> PROBLEM DETAILS
Among the entries below, tally the lines that include "число", and give the number alone.

Saved data entries
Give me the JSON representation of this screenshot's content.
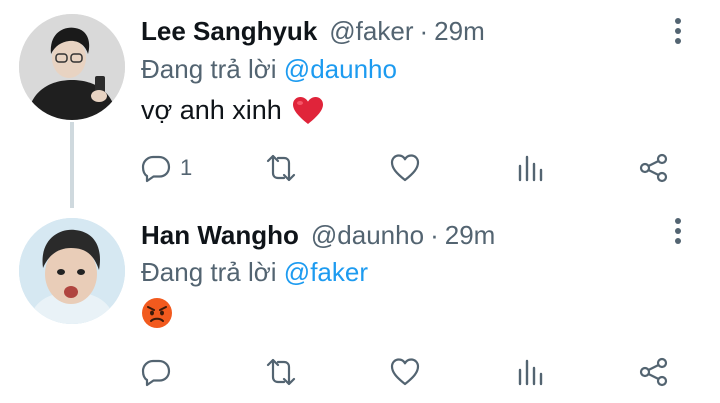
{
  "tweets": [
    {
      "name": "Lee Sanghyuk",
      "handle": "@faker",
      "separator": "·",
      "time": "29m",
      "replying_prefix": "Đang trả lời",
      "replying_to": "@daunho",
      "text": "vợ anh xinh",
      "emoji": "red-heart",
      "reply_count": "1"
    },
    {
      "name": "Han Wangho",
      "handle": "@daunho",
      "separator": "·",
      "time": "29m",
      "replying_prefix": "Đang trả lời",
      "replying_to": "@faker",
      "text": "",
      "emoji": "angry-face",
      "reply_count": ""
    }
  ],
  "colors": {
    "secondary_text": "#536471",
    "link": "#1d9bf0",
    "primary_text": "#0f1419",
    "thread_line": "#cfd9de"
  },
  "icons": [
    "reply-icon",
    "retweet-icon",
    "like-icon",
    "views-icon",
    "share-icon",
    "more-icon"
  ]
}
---
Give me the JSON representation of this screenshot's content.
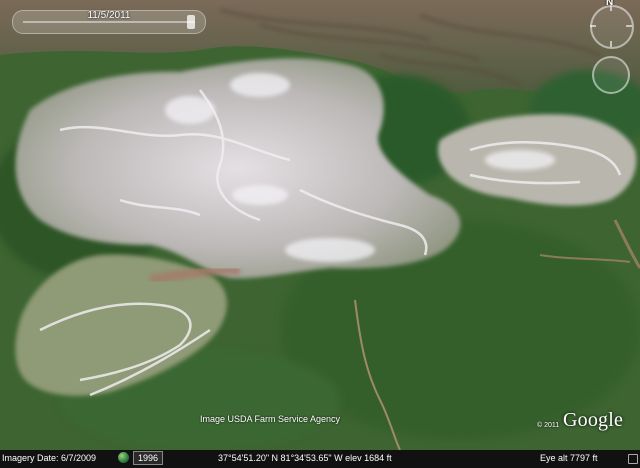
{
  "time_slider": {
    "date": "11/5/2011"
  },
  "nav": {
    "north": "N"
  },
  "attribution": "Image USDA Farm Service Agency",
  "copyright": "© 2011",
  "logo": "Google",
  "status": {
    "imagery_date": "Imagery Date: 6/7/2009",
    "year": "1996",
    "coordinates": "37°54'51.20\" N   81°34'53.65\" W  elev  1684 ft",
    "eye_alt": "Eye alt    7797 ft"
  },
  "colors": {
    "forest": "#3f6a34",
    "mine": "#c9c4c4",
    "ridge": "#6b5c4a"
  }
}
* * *
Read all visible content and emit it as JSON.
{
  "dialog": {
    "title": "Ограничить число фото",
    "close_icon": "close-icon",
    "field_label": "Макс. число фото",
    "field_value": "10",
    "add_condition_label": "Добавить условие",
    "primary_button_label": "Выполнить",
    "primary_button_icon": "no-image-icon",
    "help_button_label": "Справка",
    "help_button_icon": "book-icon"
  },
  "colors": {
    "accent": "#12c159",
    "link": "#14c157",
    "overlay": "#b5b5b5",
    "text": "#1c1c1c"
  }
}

> OUTPUT FOR THIS EXERCISE
2